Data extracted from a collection
● ● ● ●

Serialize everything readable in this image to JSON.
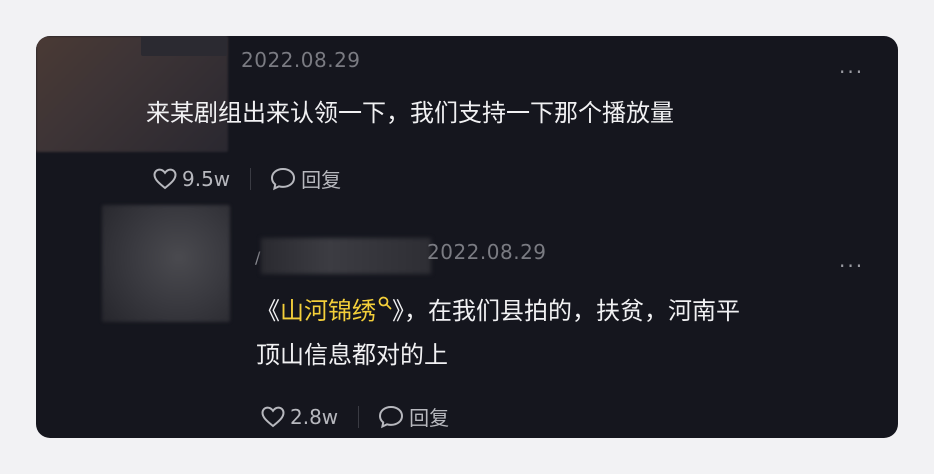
{
  "comments": [
    {
      "timestamp": "2022.08.29",
      "more_label": "...",
      "text": "来某剧组出来认领一下，我们支持一下那个播放量",
      "likes": "9.5w",
      "reply_label": "回复"
    },
    {
      "name_prefix": "/",
      "timestamp": "2022.08.29",
      "more_label": "...",
      "text_before": "《",
      "tag_text": "山河锦绣",
      "text_after_line1": "》，在我们县拍的，扶贫，河南平",
      "text_line2": "顶山信息都对的上",
      "likes": "2.8w",
      "reply_label": "回复"
    }
  ],
  "colors": {
    "card_bg": "#15161e",
    "page_bg": "#f2f2f4",
    "tag": "#f4cf3a",
    "text": "#f1f1f3",
    "muted": "#7a7b82"
  },
  "icons": [
    "heart-icon",
    "comment-bubble-icon",
    "search-icon"
  ]
}
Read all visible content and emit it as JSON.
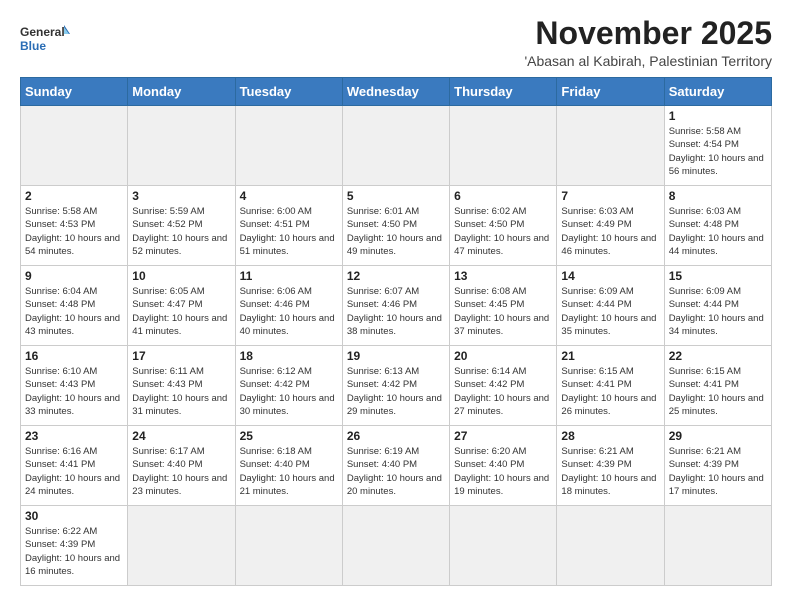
{
  "logo": {
    "text_general": "General",
    "text_blue": "Blue"
  },
  "header": {
    "month_year": "November 2025",
    "location": "'Abasan al Kabirah, Palestinian Territory"
  },
  "weekdays": [
    "Sunday",
    "Monday",
    "Tuesday",
    "Wednesday",
    "Thursday",
    "Friday",
    "Saturday"
  ],
  "days": [
    {
      "day": null,
      "info": null
    },
    {
      "day": null,
      "info": null
    },
    {
      "day": null,
      "info": null
    },
    {
      "day": null,
      "info": null
    },
    {
      "day": null,
      "info": null
    },
    {
      "day": null,
      "info": null
    },
    {
      "day": "1",
      "info": "Sunrise: 5:58 AM\nSunset: 4:54 PM\nDaylight: 10 hours and 56 minutes."
    },
    {
      "day": "2",
      "info": "Sunrise: 5:58 AM\nSunset: 4:53 PM\nDaylight: 10 hours and 54 minutes."
    },
    {
      "day": "3",
      "info": "Sunrise: 5:59 AM\nSunset: 4:52 PM\nDaylight: 10 hours and 52 minutes."
    },
    {
      "day": "4",
      "info": "Sunrise: 6:00 AM\nSunset: 4:51 PM\nDaylight: 10 hours and 51 minutes."
    },
    {
      "day": "5",
      "info": "Sunrise: 6:01 AM\nSunset: 4:50 PM\nDaylight: 10 hours and 49 minutes."
    },
    {
      "day": "6",
      "info": "Sunrise: 6:02 AM\nSunset: 4:50 PM\nDaylight: 10 hours and 47 minutes."
    },
    {
      "day": "7",
      "info": "Sunrise: 6:03 AM\nSunset: 4:49 PM\nDaylight: 10 hours and 46 minutes."
    },
    {
      "day": "8",
      "info": "Sunrise: 6:03 AM\nSunset: 4:48 PM\nDaylight: 10 hours and 44 minutes."
    },
    {
      "day": "9",
      "info": "Sunrise: 6:04 AM\nSunset: 4:48 PM\nDaylight: 10 hours and 43 minutes."
    },
    {
      "day": "10",
      "info": "Sunrise: 6:05 AM\nSunset: 4:47 PM\nDaylight: 10 hours and 41 minutes."
    },
    {
      "day": "11",
      "info": "Sunrise: 6:06 AM\nSunset: 4:46 PM\nDaylight: 10 hours and 40 minutes."
    },
    {
      "day": "12",
      "info": "Sunrise: 6:07 AM\nSunset: 4:46 PM\nDaylight: 10 hours and 38 minutes."
    },
    {
      "day": "13",
      "info": "Sunrise: 6:08 AM\nSunset: 4:45 PM\nDaylight: 10 hours and 37 minutes."
    },
    {
      "day": "14",
      "info": "Sunrise: 6:09 AM\nSunset: 4:44 PM\nDaylight: 10 hours and 35 minutes."
    },
    {
      "day": "15",
      "info": "Sunrise: 6:09 AM\nSunset: 4:44 PM\nDaylight: 10 hours and 34 minutes."
    },
    {
      "day": "16",
      "info": "Sunrise: 6:10 AM\nSunset: 4:43 PM\nDaylight: 10 hours and 33 minutes."
    },
    {
      "day": "17",
      "info": "Sunrise: 6:11 AM\nSunset: 4:43 PM\nDaylight: 10 hours and 31 minutes."
    },
    {
      "day": "18",
      "info": "Sunrise: 6:12 AM\nSunset: 4:42 PM\nDaylight: 10 hours and 30 minutes."
    },
    {
      "day": "19",
      "info": "Sunrise: 6:13 AM\nSunset: 4:42 PM\nDaylight: 10 hours and 29 minutes."
    },
    {
      "day": "20",
      "info": "Sunrise: 6:14 AM\nSunset: 4:42 PM\nDaylight: 10 hours and 27 minutes."
    },
    {
      "day": "21",
      "info": "Sunrise: 6:15 AM\nSunset: 4:41 PM\nDaylight: 10 hours and 26 minutes."
    },
    {
      "day": "22",
      "info": "Sunrise: 6:15 AM\nSunset: 4:41 PM\nDaylight: 10 hours and 25 minutes."
    },
    {
      "day": "23",
      "info": "Sunrise: 6:16 AM\nSunset: 4:41 PM\nDaylight: 10 hours and 24 minutes."
    },
    {
      "day": "24",
      "info": "Sunrise: 6:17 AM\nSunset: 4:40 PM\nDaylight: 10 hours and 23 minutes."
    },
    {
      "day": "25",
      "info": "Sunrise: 6:18 AM\nSunset: 4:40 PM\nDaylight: 10 hours and 21 minutes."
    },
    {
      "day": "26",
      "info": "Sunrise: 6:19 AM\nSunset: 4:40 PM\nDaylight: 10 hours and 20 minutes."
    },
    {
      "day": "27",
      "info": "Sunrise: 6:20 AM\nSunset: 4:40 PM\nDaylight: 10 hours and 19 minutes."
    },
    {
      "day": "28",
      "info": "Sunrise: 6:21 AM\nSunset: 4:39 PM\nDaylight: 10 hours and 18 minutes."
    },
    {
      "day": "29",
      "info": "Sunrise: 6:21 AM\nSunset: 4:39 PM\nDaylight: 10 hours and 17 minutes."
    },
    {
      "day": "30",
      "info": "Sunrise: 6:22 AM\nSunset: 4:39 PM\nDaylight: 10 hours and 16 minutes."
    }
  ]
}
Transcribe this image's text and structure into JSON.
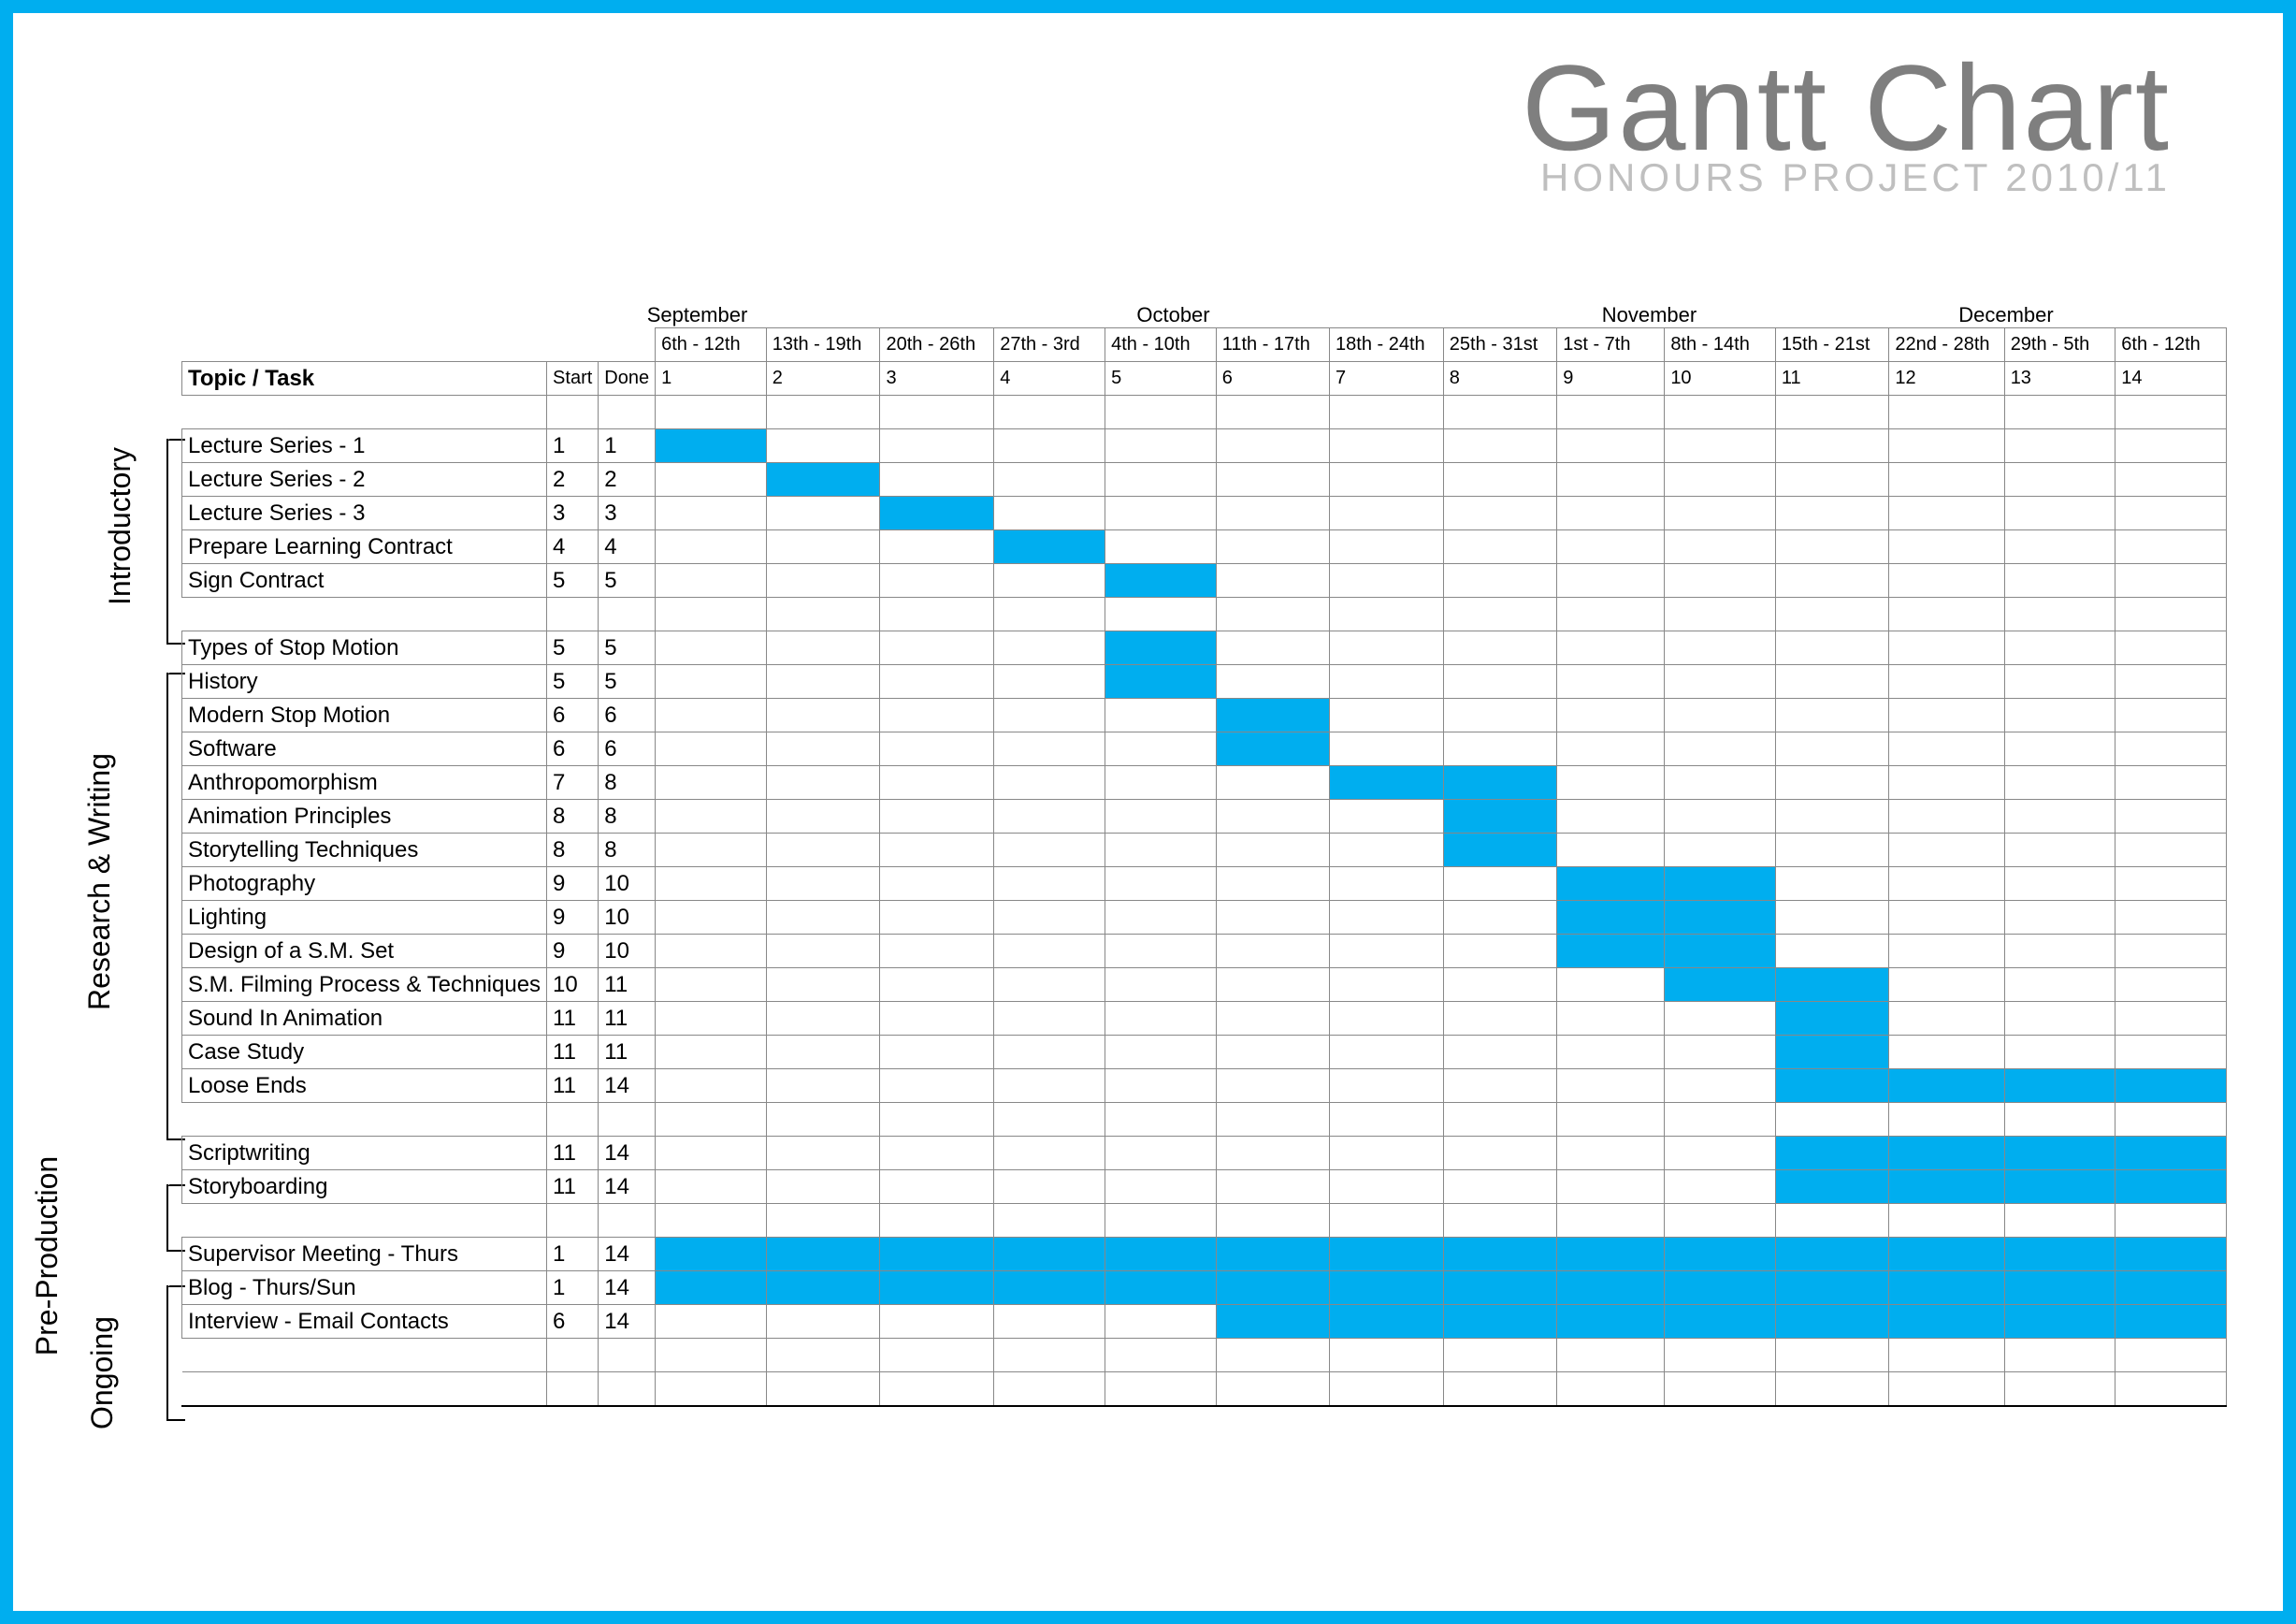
{
  "title": "Gantt Chart",
  "subtitle": "HONOURS PROJECT 2010/11",
  "header": {
    "topic_task": "Topic / Task",
    "start": "Start",
    "done": "Done"
  },
  "months": [
    {
      "name": "September",
      "weeks": [
        "6th - 12th",
        "13th - 19th",
        "20th - 26th",
        "27th - 3rd"
      ]
    },
    {
      "name": "October",
      "weeks": [
        "4th - 10th",
        "11th - 17th",
        "18th - 24th",
        "25th - 31st"
      ]
    },
    {
      "name": "November",
      "weeks": [
        "1st - 7th",
        "8th - 14th",
        "15th - 21st",
        "22nd - 28th"
      ]
    },
    {
      "name": "December",
      "weeks": [
        "29th - 5th",
        "6th - 12th"
      ]
    }
  ],
  "week_numbers": [
    1,
    2,
    3,
    4,
    5,
    6,
    7,
    8,
    9,
    10,
    11,
    12,
    13,
    14
  ],
  "sections": [
    {
      "label": "Introductory",
      "rows": [
        {
          "spacer": true
        },
        {
          "task": "Lecture Series - 1",
          "start": 1,
          "done": 1,
          "bar": [
            1,
            1
          ]
        },
        {
          "task": "Lecture Series - 2",
          "start": 2,
          "done": 2,
          "bar": [
            2,
            2
          ]
        },
        {
          "task": "Lecture Series - 3",
          "start": 3,
          "done": 3,
          "bar": [
            3,
            3
          ]
        },
        {
          "task": "Prepare Learning Contract",
          "start": 4,
          "done": 4,
          "bar": [
            4,
            4
          ]
        },
        {
          "task": "Sign Contract",
          "start": 5,
          "done": 5,
          "bar": [
            5,
            5
          ]
        },
        {
          "spacer": true
        }
      ]
    },
    {
      "label": "Research & Writing",
      "rows": [
        {
          "task": "Types of Stop Motion",
          "start": 5,
          "done": 5,
          "bar": [
            5,
            5
          ]
        },
        {
          "task": "History",
          "start": 5,
          "done": 5,
          "bar": [
            5,
            5
          ]
        },
        {
          "task": "Modern Stop Motion",
          "start": 6,
          "done": 6,
          "bar": [
            6,
            6
          ]
        },
        {
          "task": "Software",
          "start": 6,
          "done": 6,
          "bar": [
            6,
            6
          ]
        },
        {
          "task": "Anthropomorphism",
          "start": 7,
          "done": 8,
          "bar": [
            7,
            8
          ]
        },
        {
          "task": "Animation Principles",
          "start": 8,
          "done": 8,
          "bar": [
            8,
            8
          ]
        },
        {
          "task": "Storytelling Techniques",
          "start": 8,
          "done": 8,
          "bar": [
            8,
            8
          ]
        },
        {
          "task": "Photography",
          "start": 9,
          "done": 10,
          "bar": [
            9,
            10
          ]
        },
        {
          "task": "Lighting",
          "start": 9,
          "done": 10,
          "bar": [
            9,
            10
          ]
        },
        {
          "task": "Design of a S.M. Set",
          "start": 9,
          "done": 10,
          "bar": [
            9,
            10
          ]
        },
        {
          "task": "S.M. Filming Process & Techniques",
          "start": 10,
          "done": 11,
          "bar": [
            10,
            11
          ]
        },
        {
          "task": "Sound In Animation",
          "start": 11,
          "done": 11,
          "bar": [
            11,
            11
          ]
        },
        {
          "task": "Case Study",
          "start": 11,
          "done": 11,
          "bar": [
            11,
            11
          ]
        },
        {
          "task": "Loose Ends",
          "start": 11,
          "done": 14,
          "bar": [
            11,
            14
          ]
        },
        {
          "spacer": true
        }
      ]
    },
    {
      "label": "Pre-Production",
      "rows": [
        {
          "task": "Scriptwriting",
          "start": 11,
          "done": 14,
          "bar": [
            11,
            14
          ]
        },
        {
          "task": "Storyboarding",
          "start": 11,
          "done": 14,
          "bar": [
            11,
            14
          ]
        },
        {
          "spacer": true
        }
      ]
    },
    {
      "label": "Ongoing",
      "rows": [
        {
          "task": "Supervisor Meeting - Thurs",
          "start": 1,
          "done": 14,
          "bar": [
            1,
            14
          ]
        },
        {
          "task": "Blog - Thurs/Sun",
          "start": 1,
          "done": 14,
          "bar": [
            1,
            14
          ]
        },
        {
          "task": "Interview - Email Contacts",
          "start": 6,
          "done": 14,
          "bar": [
            6,
            14
          ]
        },
        {
          "spacer": true
        },
        {
          "spacer": true
        }
      ]
    }
  ],
  "chart_data": {
    "type": "gantt",
    "title": "Gantt Chart – Honours Project 2010/11",
    "x_axis": "Week number (1–14, 6 Sep 2010 – 12 Dec 2010)",
    "categories": [
      "Lecture Series - 1",
      "Lecture Series - 2",
      "Lecture Series - 3",
      "Prepare Learning Contract",
      "Sign Contract",
      "Types of Stop Motion",
      "History",
      "Modern Stop Motion",
      "Software",
      "Anthropomorphism",
      "Animation Principles",
      "Storytelling Techniques",
      "Photography",
      "Lighting",
      "Design of a S.M. Set",
      "S.M. Filming Process & Techniques",
      "Sound In Animation",
      "Case Study",
      "Loose Ends",
      "Scriptwriting",
      "Storyboarding",
      "Supervisor Meeting - Thurs",
      "Blog - Thurs/Sun",
      "Interview - Email Contacts"
    ],
    "series": [
      {
        "name": "Start week",
        "values": [
          1,
          2,
          3,
          4,
          5,
          5,
          5,
          6,
          6,
          7,
          8,
          8,
          9,
          9,
          9,
          10,
          11,
          11,
          11,
          11,
          11,
          1,
          1,
          6
        ]
      },
      {
        "name": "End week",
        "values": [
          1,
          2,
          3,
          4,
          5,
          5,
          5,
          6,
          6,
          8,
          8,
          8,
          10,
          10,
          10,
          11,
          11,
          11,
          14,
          14,
          14,
          14,
          14,
          14
        ]
      }
    ],
    "groups": {
      "Introductory": [
        0,
        4
      ],
      "Research & Writing": [
        5,
        18
      ],
      "Pre-Production": [
        19,
        20
      ],
      "Ongoing": [
        21,
        23
      ]
    },
    "xlim": [
      1,
      14
    ],
    "week_dates": [
      "6th - 12th Sep",
      "13th - 19th Sep",
      "20th - 26th Sep",
      "27th Sep - 3rd Oct",
      "4th - 10th Oct",
      "11th - 17th Oct",
      "18th - 24th Oct",
      "25th - 31st Oct",
      "1st - 7th Nov",
      "8th - 14th Nov",
      "15th - 21st Nov",
      "22nd - 28th Nov",
      "29th Nov - 5th Dec",
      "6th - 12th Dec"
    ],
    "bar_color": "#00aeef"
  }
}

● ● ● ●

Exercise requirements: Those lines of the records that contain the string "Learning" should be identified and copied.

Answer for the task:
          "task": "Prepare Learning Contract",
      "Prepare Learning Contract",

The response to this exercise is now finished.